Scripture Notes


1 Thess. 4:14-17.

It is impossible to doubt that the Old Testament saints will share in the first resurrection. The statement that "many shall come from the east and west, and shall sit down with Abraham, and Isaac, and Jacob in the kingdom of heaven," together with 1 Cor. 15:23, Rev. 4:4, etc., place this beyond question. While, however, insisting upon this, it is still true that Paul is writing only, in the above scripture, concerning Christians. It was in respect of believers in Thessalonica, who had departed to be with Christ, that a misconception had arisen, and the apostle was instructed to remove it by a special word of the Lord; and consequently Old Testament saints are not before his mind. Those which sleep in Jesus ("have fallen asleep through Jesus") in v. 14 are the same class as "the dead in Christ" in v. 16. As they will be awaked, called out of their graves, at the coming of the Lord, they are described as sleeping. He has "abolished" death and has brought life and incorruptibility to light through the gospel (2 Tim. 1), and thus death for the believer is but a transient sleep. Stephen is accordingly described as falling asleep. But as far as this world is concerned, saints, equally with sinners, are dead; but the words appended - "in Christ" - mark them off as the Christian dead. All this class, the apostle teaches, will rise first, when the Lord descends from heaven with a shout, with the voice of the archangel, and with the trump of God; and thereupon the living saints will (having been "changed" as said in 1 Cor. 15) be caught up together with them in the clouds, to meet the Lord in the air: and so shall we ever be with the Lord. What a blessed hope and a joyful prospect!


Psalm 140:9-10; Romans 12:19-20.

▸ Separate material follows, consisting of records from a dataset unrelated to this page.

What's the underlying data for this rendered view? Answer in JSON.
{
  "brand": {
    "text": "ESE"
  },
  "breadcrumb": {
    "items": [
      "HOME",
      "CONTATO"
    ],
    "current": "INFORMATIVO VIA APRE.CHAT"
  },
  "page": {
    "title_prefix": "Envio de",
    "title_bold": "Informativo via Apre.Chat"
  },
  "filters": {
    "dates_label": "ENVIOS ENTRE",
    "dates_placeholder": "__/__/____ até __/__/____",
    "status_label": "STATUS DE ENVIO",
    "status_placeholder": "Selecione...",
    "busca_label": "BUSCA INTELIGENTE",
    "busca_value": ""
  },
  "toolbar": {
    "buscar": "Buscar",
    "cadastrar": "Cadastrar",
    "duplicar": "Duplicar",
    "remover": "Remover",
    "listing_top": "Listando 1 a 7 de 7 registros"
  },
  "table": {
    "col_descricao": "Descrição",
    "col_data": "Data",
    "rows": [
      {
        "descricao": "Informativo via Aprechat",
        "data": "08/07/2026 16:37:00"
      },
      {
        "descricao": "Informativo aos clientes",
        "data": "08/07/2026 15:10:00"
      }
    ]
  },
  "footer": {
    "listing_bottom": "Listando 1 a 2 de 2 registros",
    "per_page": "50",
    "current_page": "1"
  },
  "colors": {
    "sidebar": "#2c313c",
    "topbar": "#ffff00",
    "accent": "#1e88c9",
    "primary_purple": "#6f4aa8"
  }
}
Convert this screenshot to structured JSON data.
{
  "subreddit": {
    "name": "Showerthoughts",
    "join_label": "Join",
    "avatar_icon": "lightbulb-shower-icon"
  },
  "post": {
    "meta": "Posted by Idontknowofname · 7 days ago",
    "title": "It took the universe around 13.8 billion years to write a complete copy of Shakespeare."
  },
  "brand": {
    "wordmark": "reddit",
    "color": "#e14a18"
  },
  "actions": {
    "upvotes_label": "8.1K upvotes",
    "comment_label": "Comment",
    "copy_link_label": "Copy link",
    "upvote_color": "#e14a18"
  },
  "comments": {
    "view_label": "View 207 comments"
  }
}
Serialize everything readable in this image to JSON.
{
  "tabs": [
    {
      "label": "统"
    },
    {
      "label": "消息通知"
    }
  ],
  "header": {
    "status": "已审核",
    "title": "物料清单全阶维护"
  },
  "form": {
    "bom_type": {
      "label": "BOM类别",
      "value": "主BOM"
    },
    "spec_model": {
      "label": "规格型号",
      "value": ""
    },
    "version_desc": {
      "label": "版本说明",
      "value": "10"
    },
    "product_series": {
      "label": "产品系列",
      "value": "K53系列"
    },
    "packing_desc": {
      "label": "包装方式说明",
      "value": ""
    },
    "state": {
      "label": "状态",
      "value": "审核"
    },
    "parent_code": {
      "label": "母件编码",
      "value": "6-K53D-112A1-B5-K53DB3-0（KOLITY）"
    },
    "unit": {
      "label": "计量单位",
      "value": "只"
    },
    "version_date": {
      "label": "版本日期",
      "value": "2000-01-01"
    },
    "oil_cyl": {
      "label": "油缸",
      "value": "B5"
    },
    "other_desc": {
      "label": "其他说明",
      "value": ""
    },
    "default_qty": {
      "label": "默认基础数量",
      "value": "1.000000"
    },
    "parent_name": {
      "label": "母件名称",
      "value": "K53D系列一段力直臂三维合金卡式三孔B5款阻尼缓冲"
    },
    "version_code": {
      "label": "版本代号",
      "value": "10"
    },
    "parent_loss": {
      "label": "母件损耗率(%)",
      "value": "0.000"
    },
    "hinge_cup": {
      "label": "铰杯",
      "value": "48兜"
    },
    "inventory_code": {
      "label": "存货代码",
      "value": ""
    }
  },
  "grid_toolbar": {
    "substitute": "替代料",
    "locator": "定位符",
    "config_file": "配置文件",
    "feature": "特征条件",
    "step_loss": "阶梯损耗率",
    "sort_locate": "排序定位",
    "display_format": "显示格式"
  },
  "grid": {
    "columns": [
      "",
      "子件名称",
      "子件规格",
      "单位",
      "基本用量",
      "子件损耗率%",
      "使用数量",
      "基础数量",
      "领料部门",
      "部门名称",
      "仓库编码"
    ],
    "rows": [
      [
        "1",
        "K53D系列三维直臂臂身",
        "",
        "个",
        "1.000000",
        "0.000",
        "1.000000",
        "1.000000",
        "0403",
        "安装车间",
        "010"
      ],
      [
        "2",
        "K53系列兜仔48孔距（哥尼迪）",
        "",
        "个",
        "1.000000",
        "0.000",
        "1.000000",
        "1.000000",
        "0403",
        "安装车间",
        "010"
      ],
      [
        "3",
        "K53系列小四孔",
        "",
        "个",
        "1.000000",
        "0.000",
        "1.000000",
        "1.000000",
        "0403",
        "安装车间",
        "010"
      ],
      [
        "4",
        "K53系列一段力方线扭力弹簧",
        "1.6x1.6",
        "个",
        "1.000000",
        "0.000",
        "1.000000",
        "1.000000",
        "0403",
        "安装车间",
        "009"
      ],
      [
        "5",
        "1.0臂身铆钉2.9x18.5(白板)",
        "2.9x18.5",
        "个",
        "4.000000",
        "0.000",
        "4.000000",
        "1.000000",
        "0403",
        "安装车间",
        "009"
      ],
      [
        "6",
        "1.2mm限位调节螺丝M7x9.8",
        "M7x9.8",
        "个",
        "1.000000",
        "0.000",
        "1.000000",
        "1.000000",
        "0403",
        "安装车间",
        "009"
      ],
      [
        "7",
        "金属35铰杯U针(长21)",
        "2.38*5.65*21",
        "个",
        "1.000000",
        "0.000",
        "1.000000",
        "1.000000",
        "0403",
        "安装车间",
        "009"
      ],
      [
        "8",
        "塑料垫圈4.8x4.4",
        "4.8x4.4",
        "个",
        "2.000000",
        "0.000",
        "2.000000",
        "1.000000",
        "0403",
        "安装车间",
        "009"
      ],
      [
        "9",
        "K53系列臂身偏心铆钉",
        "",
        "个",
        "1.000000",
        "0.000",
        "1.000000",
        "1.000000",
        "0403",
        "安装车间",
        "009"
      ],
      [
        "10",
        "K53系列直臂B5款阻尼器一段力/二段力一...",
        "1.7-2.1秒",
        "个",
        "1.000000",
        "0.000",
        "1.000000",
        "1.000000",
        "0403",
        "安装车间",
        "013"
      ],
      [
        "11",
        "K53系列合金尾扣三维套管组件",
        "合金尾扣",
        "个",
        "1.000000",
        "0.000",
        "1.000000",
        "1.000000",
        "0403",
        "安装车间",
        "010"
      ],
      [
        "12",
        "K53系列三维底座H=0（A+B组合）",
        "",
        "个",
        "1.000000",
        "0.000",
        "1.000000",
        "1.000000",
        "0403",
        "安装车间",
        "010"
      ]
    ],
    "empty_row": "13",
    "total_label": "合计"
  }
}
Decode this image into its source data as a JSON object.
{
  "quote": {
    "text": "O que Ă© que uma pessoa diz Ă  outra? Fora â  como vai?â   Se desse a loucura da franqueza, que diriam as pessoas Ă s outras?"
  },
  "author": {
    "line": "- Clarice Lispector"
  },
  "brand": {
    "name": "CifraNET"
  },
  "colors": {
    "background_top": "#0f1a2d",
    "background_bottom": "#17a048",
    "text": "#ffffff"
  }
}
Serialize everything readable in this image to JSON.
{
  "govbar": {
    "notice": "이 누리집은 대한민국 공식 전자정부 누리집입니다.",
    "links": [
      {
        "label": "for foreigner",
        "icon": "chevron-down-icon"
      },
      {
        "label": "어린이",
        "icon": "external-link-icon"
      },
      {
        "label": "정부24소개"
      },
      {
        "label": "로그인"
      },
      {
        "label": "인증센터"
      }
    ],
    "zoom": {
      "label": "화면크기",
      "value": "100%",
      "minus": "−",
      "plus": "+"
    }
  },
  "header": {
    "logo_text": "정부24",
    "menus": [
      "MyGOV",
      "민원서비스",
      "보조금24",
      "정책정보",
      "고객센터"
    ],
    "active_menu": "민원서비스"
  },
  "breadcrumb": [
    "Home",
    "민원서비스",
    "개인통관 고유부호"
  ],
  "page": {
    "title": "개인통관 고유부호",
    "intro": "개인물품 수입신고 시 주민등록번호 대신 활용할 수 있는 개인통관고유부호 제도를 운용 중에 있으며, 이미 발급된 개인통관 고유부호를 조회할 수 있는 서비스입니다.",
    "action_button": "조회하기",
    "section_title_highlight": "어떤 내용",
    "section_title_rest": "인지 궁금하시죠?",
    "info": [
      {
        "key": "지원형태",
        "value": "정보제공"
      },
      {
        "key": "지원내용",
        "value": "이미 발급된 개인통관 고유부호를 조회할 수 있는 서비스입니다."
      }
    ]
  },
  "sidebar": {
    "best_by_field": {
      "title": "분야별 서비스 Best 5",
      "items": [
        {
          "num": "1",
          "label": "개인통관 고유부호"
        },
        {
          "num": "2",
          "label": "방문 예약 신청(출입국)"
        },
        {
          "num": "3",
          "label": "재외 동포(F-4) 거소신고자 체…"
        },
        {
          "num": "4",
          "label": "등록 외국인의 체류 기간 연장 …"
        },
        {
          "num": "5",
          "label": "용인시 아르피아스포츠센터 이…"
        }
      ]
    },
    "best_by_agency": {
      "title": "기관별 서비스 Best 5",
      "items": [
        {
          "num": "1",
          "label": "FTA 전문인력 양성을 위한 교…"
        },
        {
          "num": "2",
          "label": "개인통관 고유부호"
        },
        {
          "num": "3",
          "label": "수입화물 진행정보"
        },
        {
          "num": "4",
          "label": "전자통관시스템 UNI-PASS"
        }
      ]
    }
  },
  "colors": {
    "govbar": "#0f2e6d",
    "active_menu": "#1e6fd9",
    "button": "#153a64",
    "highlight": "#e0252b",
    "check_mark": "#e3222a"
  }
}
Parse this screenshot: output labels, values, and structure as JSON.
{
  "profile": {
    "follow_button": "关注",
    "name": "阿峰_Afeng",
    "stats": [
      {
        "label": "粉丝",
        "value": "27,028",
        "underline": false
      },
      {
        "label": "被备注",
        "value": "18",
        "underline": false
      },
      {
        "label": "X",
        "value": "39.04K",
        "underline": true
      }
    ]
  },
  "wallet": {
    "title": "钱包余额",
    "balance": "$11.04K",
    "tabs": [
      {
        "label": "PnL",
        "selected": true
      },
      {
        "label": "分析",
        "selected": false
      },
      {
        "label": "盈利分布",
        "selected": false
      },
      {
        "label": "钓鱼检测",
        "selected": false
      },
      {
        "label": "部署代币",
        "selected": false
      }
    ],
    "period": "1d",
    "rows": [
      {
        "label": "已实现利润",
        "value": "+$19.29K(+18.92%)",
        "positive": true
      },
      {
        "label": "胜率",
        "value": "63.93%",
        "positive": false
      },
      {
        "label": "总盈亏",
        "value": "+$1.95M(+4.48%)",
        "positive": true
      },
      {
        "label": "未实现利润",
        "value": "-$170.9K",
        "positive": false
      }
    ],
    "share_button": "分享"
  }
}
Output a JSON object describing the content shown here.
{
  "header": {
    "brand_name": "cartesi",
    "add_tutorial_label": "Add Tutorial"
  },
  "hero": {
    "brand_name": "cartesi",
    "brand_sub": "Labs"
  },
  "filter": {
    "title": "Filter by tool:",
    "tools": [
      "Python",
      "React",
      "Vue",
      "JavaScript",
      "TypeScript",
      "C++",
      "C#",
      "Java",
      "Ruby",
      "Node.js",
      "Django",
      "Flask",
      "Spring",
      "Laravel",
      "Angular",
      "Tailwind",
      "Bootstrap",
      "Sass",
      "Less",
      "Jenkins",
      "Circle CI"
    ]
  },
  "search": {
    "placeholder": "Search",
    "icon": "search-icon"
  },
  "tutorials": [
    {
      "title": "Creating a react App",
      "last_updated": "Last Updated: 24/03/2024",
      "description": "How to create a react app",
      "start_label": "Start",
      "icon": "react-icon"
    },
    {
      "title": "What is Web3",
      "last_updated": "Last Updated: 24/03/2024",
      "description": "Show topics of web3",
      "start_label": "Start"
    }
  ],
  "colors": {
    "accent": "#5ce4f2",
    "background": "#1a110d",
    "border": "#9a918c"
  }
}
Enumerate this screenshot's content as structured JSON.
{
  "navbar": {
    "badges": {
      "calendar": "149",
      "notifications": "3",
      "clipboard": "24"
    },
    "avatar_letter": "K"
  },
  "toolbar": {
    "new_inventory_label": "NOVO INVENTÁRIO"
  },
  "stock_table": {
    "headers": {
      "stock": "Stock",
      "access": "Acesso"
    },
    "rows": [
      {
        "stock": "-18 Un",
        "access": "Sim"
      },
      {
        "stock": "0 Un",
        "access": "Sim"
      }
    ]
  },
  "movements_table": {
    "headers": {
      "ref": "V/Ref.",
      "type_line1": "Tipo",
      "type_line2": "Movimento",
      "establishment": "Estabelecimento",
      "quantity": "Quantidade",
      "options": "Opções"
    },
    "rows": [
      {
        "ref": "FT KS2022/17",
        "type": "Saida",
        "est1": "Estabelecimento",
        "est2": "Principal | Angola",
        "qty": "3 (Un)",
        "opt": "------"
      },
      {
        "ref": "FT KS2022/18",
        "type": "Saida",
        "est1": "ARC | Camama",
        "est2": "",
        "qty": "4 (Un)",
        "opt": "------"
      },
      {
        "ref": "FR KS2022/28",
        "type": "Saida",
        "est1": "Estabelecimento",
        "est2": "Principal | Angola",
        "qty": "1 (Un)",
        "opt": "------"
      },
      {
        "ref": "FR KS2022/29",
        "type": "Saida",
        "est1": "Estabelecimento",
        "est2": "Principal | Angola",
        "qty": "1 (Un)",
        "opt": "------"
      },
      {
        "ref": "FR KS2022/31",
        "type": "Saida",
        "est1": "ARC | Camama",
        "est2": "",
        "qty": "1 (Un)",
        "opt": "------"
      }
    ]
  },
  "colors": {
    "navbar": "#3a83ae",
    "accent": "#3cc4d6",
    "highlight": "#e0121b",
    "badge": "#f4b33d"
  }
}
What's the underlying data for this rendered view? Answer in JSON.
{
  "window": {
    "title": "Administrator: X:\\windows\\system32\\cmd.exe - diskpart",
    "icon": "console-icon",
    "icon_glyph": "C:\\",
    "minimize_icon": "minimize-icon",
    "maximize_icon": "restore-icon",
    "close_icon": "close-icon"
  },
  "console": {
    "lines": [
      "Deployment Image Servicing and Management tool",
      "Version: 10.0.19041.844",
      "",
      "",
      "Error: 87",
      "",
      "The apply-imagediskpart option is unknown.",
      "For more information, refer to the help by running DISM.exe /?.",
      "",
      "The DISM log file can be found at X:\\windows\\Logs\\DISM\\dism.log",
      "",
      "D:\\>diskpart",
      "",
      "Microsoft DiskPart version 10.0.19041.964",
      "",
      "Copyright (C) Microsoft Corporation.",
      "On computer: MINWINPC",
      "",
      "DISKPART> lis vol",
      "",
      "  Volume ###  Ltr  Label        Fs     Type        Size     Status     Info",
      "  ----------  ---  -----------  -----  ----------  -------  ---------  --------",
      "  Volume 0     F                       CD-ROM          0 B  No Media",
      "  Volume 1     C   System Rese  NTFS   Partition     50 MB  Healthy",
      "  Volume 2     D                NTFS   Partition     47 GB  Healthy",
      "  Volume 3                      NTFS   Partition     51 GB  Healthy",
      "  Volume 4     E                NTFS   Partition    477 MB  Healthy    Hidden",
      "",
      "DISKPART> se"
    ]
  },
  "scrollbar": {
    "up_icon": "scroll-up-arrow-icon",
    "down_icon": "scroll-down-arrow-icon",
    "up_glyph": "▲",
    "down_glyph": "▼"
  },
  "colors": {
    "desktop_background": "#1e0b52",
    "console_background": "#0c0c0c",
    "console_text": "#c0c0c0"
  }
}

A comparison of these two scriptures will give the key for the interpretation of heaping coals upon an enemy's head. Let it, however, be first remarked that the verse 20 in Romans 12 is a citation from Proverbs 25, with the omission of the words, "the Lord shall reward thee." This is interesting as showing one of the pre-intimations of grace which are scattered here and there in the Old Testament. When the Psalmist cries, "Let burning coals fall upon them," it is evident from the connection that he desires judgment upon his enemies; and this would be in entire accordance with the principles of righteous government, inasmuch as his enemies are the enemies of Jehovah. But under the reign of grace all is changed; and hence the apostle writes, "Dearly-beloved, avenge not yourselves, but rather give place unto wrath: for it is written, Vengeance is Mine; I will repay, saith the Lord." Not only so, but, while leaving an enemy in the Lord's hands, our own hearts, instead of calling down judgment, are to go out in tender compassion towards him (compare Matthew 5:43-44); and thus the apostle continues, "Therefore if thine enemy hunger, feed him; if he thirst, give him drink: for in so doing thou shalt heap coals of fire on his head." In showing him all possible kindness, in this representing the heart of God towards ourselves when we were yet enemies (see Romans 5:8), we shall cause him, with the blessing of God, to feel the effect of coals of fire on his head. Now, as we have seen in the psalm, the falling of coals of fire on the heads of enemies is a symbol of judgment - judgment, in that case, from the hands of God. In Romans, likewise, the heaping of coals of fire on the head of an enemy in the way described will retain the meaning of judgment - but of self-judgment produced in the heart, and not judgment visited upon the head, of the enemy. What we learn therefore is, that just as God's grace met us in all our enmity, melted us down, and reconciled us to Himself through the death of His Son, so the manifestation of grace and needed kindness is calculated to break down and win an enemy by begetting in him compunctions of conscience for the attitude he has assumed. But we need to be very much in the truth and power of grace to carry out this apostolic injunction.